Quadruple Backflip And Sticks The Landing

This must have been a coding nightmare, and let’s not even mention the particulars of the mechanical build. The blurred ball near the center of this image is a robot doing a quadruple backflip before sticking the landing.

To the right is a high bar supported by a wood column and some guy-wires. At the beginning of the video below [Hinamitetu] hangs the robot from the bar where it starts its performance without any real motion. The servo motors whine as it gets ready; quickly getting up to speed with full revolutions around the bar. Oh how we wish there was more background info on the hardware! But we’re perfectly happy making our way through [Hinamitetu’s] video collection, which include other gymnastics disciplines like the floor routine. He even posted his own blooper reel that shows the high bar isn’t always a rosy experience.

If you’re thirsting for more amazing performances you won’t be disappointed by this high wire act.

[via Robot Dreams]

24 thoughts on “Quadruple Backflip And Sticks The Landing

  1. More information on the hardware: http://modthat.com/flipping-robots/
    ” I used a 2-axis accelerometer located in the head to measure gravity. The measured value varies depending on the robot’s angle of rotation.

    The sensors zero when the robot is level on the ground.

    [garbled, something about using four distinct sensor regions to detect position and rotation using rise/fall of the sensor information]

    Based on these signals, the robot determines when to stretch or bend the leg”

  2. It is really fun to watch, and the mechanical build alone is impressive. Judging from the bloopers reel it looks like the machines are “just” replaying a set of movement patters, with the videos just showing the one time it actually worked out. Also, in one of the videos you can clearly see the soles have industrial-strength sticky pads. Still, quite an achievment identifying and copying the incredibly intricate human movement patterns to a mechanical item.

    1. I think you mean prototype 16 not video 16 . It looks like this has been a very long project.

      Nothing but pure respect to the maker of this awesome robot.

  3. This must have been a coding nightmare

    Coding – yes, sure, but I thought debugging must ‘ve been a real bitch, given that the robot moves (to say the least) and you would ideally need some sort of wireless bootloader or wireless JTAG ( what was the MCU – I didn’t get that?) else you’ll wipe your connector out with having to re-connect it what must’ve been hundreds of times. I seem to require reloading of the code dozens of times for much simpler projects than this and the ones where the MCU is moving are the worst, takes longest time to upload the new code.

  4. I’ve translated http://www.youtube.com/user/hinamitetu/about . Pasting it below. Apparently he tried to make the first half of this text to sound like machine translation from English. Some people do this because they believe it will improve “reverse” translation from Japanese, only to trouble both human readers and translation engines…

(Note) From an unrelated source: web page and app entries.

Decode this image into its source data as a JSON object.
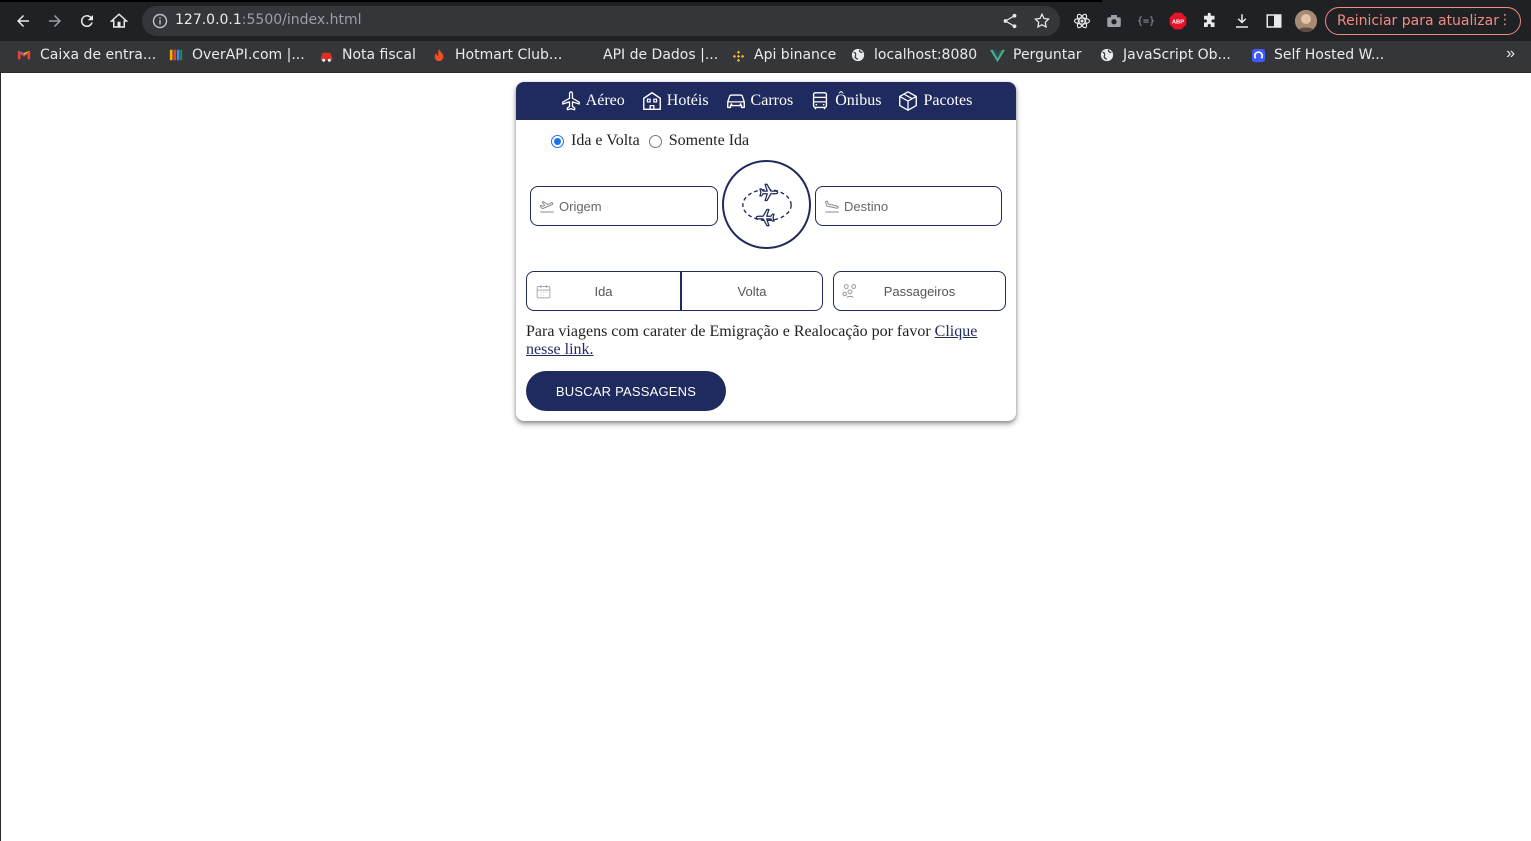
{
  "browser": {
    "url_host": "127.0.0.1",
    "url_path": ":5500/index.html",
    "update_button": "Reiniciar para atualizar",
    "bookmarks": [
      {
        "label": "Caixa de entra..."
      },
      {
        "label": "OverAPI.com |..."
      },
      {
        "label": "Nota fiscal"
      },
      {
        "label": "Hotmart Club..."
      },
      {
        "label": "API de Dados |..."
      },
      {
        "label": "Api binance"
      },
      {
        "label": "localhost:8080"
      },
      {
        "label": "Perguntar"
      },
      {
        "label": "JavaScript Ob..."
      },
      {
        "label": "Self Hosted W..."
      }
    ],
    "bookmarks_more": "»"
  },
  "nav": {
    "tabs": [
      {
        "label": "Aéreo",
        "icon": "plane-icon"
      },
      {
        "label": "Hotéis",
        "icon": "hotel-icon"
      },
      {
        "label": "Carros",
        "icon": "car-icon"
      },
      {
        "label": "Ônibus",
        "icon": "bus-icon"
      },
      {
        "label": "Pacotes",
        "icon": "package-icon"
      }
    ]
  },
  "trip_type": {
    "options": [
      "Ida e Volta",
      "Somente Ida"
    ],
    "selected": "Ida e Volta"
  },
  "fields": {
    "origin_placeholder": "Origem",
    "destination_placeholder": "Destino",
    "departure_placeholder": "Ida",
    "return_placeholder": "Volta",
    "passengers_placeholder": "Passageiros"
  },
  "notice": {
    "text": "Para viagens com carater de Emigração e Realocação por favor ",
    "link": "Clique nesse link."
  },
  "search_button": "BUSCAR PASSAGENS",
  "colors": {
    "brand_navy": "#1f2a5e",
    "chrome_dark": "#202124",
    "update_pill": "#f28b82",
    "radio_blue": "#1a73e8"
  }
}
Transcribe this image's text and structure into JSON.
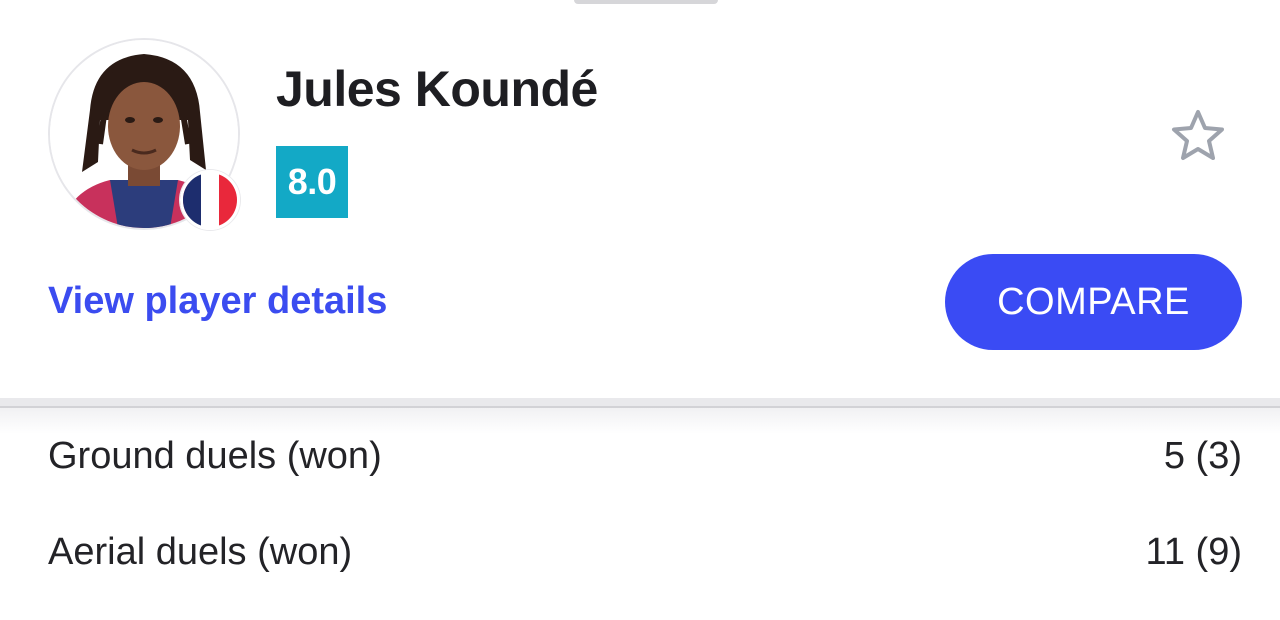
{
  "player": {
    "name": "Jules Koundé",
    "rating": "8.0",
    "nationality_flag": "france-flag-icon"
  },
  "actions": {
    "details_link": "View player details",
    "compare_label": "COMPARE",
    "favorite_icon": "star-outline-icon"
  },
  "stats": [
    {
      "label": "Ground duels (won)",
      "value": "5 (3)"
    },
    {
      "label": "Aerial duels (won)",
      "value": "11 (9)"
    }
  ],
  "colors": {
    "accent": "#3a4bf4",
    "link": "#3b4cf0",
    "rating_bg": "#13a9c6",
    "text": "#222226"
  }
}
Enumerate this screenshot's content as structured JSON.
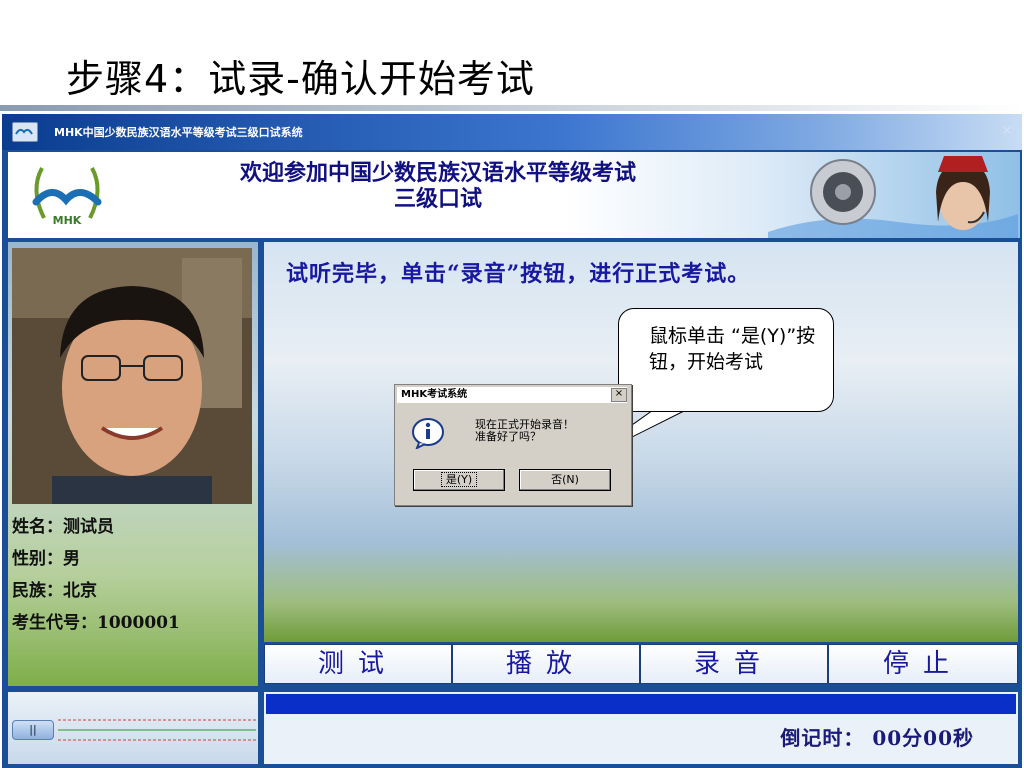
{
  "slide": {
    "title": "步骤4：试录-确认开始考试"
  },
  "window": {
    "title": "MHK中国少数民族汉语水平等级考试三级口试系统",
    "close": "×",
    "banner": {
      "line1": "欢迎参加中国少数民族汉语水平等级考试",
      "line2": "三级口试",
      "logo": "MHK"
    },
    "examinee": {
      "name_label": "姓名：测试员",
      "gender_label": "性别：男",
      "ethnicity_label": "民族：北京",
      "id_label": "考生代号：1000001"
    },
    "instruction": "试听完毕，单击“录音”按钮，进行正式考试。",
    "toolbar": {
      "test": "测试",
      "play": "播放",
      "record": "录音",
      "stop": "停止"
    },
    "status": {
      "pause_label": "||",
      "timer": "倒记时： 00分00秒"
    }
  },
  "dialog": {
    "title": "MHK考试系统",
    "close": "×",
    "message_line1": "现在正式开始录音！",
    "message_line2": "准备好了吗？",
    "yes": "是(Y)",
    "no": "否(N)"
  },
  "callout": {
    "text": "鼠标单击 “是(Y)”按钮，开始考试"
  },
  "colors": {
    "accent": "#1818a0",
    "titlebar": "#0a3d8f",
    "progress": "#0a2ec8"
  }
}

    “I used 2-axis accelerometer. It’s inside[robot’s] head. And it will mainly measure the gravity. Its value will reflect rotational angle. —I used measurement at sensor axes will be parallel to the ground as zero-gravity value— I have divided positions in rotations to 4 regions. [Robot] will detect rising and falling signals at border positions(upper, lower, left and right). (Rising/Falling edge detection circuit with zero-gravity value as threshold). I used that signal combined with raw H, L signal(H, L signal with zero-gravity value as threshold) as a trigger. Timings to bend or extend legs will be determined with these signals.”

Leave a Reply

Please be kind and respectful to help make the comments section excellent. (Comment Policy)

This site uses Akismet to reduce spam. Learn how your comment data is processed.